the added benefit of not picking up lobster pot lines or sea weed,
which proved troublesome with the leeboards on Terrapin. Swamp Thing
proved to be a great success overall, and she was sailed all the way
from Matt's home in Connecticut to the Bahamas and back. The only
trouble Matt experience during the entire trip occured one very rough
night in the middle of the Gulf Stream when he was standing on deck
signaling his presence with a flashlight to a nearby passing freighter.
As luck would have it, the great ship passed too close by and the
subsequent wake upset the already confused 10 foot seas. This
ultimately caused the little boat to be knocked onto its side.
Unfortunately, Matt then grabbed a chine runner for support, and that
finally pulled the little sharpie over and on top of him. Nonetheless,
the diminutive micro-cruiser was soon righted in the tepid waters off
Florida, and Matt continued uneventfully onto the Bahamas.
long cruise, Swamp Thing was given away to a friend, and the
construction of a larger version began. This sharpie became know as
GJac (pics 3-5). GJac was 14' 10" and was similar in concept to her
predecessor. After about a year, Matt had learned as much as he could
from this boat, and he went on to build Little Cruiser, which had more
comfortable accomadations. This 15'2" micro-cruiser was sailed as far
North as the Bay of Funday and as far South as the Bahamas in the years
that Matt cruised aboard her. Eventually, we came to own this wonderful

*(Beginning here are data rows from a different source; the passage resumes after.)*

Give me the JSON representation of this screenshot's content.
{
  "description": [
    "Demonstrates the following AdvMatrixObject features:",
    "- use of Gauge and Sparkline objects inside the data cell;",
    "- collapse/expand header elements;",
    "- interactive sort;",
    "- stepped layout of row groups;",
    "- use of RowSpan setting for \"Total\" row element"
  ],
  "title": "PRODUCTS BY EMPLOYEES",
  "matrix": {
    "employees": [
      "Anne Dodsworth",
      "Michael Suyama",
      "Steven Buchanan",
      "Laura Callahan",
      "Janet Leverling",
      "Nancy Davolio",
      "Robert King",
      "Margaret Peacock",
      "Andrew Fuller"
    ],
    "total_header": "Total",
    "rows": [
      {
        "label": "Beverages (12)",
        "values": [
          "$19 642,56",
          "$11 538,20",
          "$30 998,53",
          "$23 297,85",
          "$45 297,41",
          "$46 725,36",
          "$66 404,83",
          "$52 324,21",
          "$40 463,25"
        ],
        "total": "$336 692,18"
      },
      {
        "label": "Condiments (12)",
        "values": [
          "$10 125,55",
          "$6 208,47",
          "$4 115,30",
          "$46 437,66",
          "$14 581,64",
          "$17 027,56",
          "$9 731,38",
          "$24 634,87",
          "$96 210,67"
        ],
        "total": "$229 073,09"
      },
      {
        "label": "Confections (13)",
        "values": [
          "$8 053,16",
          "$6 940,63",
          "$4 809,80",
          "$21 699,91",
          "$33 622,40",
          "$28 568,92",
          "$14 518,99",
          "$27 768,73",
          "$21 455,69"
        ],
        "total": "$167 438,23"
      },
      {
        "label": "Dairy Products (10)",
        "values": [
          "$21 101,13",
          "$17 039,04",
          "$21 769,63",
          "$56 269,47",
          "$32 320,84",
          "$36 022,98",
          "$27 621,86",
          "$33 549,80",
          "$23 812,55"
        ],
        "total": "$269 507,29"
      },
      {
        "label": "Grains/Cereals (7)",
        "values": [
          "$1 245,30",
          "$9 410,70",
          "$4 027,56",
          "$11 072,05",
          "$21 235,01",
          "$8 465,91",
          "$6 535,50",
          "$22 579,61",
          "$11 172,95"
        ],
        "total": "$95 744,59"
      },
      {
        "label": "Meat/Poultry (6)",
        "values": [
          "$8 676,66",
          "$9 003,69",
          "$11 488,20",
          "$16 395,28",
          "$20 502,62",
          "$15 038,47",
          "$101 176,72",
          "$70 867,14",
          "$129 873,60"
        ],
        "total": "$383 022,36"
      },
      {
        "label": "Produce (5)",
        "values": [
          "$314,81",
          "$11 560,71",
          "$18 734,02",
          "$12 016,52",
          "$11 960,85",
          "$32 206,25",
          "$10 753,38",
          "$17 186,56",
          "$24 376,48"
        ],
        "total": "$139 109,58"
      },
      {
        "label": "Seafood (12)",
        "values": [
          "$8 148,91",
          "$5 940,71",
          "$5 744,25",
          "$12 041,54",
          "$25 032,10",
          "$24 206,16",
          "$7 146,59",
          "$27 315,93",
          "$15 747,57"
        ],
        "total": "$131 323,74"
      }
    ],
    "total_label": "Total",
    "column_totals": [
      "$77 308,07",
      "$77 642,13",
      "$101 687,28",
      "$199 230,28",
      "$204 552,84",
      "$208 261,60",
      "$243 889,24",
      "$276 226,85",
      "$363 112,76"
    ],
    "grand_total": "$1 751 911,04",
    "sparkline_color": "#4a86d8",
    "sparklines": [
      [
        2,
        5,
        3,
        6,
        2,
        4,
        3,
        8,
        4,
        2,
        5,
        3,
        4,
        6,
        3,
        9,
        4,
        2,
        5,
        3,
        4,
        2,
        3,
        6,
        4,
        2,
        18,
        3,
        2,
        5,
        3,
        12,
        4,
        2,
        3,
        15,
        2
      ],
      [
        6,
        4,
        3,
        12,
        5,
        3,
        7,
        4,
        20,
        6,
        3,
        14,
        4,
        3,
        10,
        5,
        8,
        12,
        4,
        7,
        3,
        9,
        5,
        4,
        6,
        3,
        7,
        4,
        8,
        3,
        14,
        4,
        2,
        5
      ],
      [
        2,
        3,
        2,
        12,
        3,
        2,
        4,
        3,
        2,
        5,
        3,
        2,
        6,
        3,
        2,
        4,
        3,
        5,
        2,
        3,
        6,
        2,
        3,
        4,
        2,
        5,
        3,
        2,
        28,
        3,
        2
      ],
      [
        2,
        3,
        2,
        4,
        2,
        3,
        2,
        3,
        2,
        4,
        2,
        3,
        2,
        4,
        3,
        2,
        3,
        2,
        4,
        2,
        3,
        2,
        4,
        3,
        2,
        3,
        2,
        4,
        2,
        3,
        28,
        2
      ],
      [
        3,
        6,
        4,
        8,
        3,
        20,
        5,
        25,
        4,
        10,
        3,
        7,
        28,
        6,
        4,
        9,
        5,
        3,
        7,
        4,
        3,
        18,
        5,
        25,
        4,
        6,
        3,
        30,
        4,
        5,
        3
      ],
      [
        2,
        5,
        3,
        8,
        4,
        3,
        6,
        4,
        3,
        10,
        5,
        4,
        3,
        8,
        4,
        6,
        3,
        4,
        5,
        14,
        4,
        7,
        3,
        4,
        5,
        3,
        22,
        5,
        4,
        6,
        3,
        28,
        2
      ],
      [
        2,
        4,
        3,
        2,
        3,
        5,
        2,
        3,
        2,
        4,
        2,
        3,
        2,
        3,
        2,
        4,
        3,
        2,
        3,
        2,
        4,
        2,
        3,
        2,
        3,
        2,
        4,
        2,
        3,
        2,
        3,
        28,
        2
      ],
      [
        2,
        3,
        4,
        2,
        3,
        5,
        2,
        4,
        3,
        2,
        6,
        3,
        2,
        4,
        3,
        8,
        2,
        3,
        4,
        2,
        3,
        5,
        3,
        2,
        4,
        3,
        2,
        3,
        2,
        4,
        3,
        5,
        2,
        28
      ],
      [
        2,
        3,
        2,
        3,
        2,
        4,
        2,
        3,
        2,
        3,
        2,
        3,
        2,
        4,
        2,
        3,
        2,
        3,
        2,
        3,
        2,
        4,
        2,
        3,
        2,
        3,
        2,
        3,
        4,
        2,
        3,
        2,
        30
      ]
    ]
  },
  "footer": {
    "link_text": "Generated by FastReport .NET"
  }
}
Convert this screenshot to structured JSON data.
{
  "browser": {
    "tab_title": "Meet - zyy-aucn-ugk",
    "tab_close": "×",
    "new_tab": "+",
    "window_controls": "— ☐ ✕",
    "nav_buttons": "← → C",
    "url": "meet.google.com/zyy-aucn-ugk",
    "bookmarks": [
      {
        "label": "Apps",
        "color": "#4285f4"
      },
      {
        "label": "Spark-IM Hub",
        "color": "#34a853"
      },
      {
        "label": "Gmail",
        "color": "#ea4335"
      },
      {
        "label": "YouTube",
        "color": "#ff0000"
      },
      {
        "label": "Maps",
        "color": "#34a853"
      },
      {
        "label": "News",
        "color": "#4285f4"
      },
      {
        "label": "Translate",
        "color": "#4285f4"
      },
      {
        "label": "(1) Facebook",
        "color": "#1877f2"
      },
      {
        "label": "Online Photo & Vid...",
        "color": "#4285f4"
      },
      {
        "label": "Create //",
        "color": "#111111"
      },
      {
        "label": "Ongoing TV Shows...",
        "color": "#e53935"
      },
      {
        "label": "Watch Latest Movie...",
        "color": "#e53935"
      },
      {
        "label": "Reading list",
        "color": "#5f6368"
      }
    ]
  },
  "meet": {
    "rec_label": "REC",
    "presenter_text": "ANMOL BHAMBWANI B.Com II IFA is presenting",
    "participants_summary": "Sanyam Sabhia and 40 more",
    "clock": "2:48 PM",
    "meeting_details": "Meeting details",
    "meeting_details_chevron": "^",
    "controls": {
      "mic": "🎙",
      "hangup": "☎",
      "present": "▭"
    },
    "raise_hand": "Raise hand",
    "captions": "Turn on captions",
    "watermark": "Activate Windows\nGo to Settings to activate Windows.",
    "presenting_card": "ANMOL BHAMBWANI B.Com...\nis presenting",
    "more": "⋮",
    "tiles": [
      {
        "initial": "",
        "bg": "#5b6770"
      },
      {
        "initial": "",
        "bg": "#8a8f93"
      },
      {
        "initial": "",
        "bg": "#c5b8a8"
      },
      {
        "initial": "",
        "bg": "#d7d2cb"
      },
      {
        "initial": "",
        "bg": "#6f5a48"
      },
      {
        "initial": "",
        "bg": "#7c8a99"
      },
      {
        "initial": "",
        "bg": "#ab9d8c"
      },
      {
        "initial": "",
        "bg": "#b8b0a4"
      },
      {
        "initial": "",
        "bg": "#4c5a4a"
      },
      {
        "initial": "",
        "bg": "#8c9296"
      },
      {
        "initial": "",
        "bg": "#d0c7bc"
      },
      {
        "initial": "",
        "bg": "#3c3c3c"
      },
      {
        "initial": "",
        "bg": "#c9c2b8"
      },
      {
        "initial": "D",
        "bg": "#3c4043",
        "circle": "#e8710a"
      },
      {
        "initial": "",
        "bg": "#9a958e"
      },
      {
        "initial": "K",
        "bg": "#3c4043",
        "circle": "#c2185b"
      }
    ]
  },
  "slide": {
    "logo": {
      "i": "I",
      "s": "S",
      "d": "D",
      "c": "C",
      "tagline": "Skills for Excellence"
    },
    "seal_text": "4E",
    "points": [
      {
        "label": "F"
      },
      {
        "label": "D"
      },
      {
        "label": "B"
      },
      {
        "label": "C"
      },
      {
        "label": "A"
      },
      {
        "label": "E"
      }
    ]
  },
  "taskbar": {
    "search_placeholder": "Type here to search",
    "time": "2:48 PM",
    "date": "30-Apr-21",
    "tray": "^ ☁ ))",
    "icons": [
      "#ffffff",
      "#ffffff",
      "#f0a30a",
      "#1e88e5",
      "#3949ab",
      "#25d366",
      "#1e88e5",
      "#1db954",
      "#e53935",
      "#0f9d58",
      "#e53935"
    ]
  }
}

craft as well as her sister ship, Swamp Thing.
Note: The leeboards you see in the pictures of GJac were added by a later owner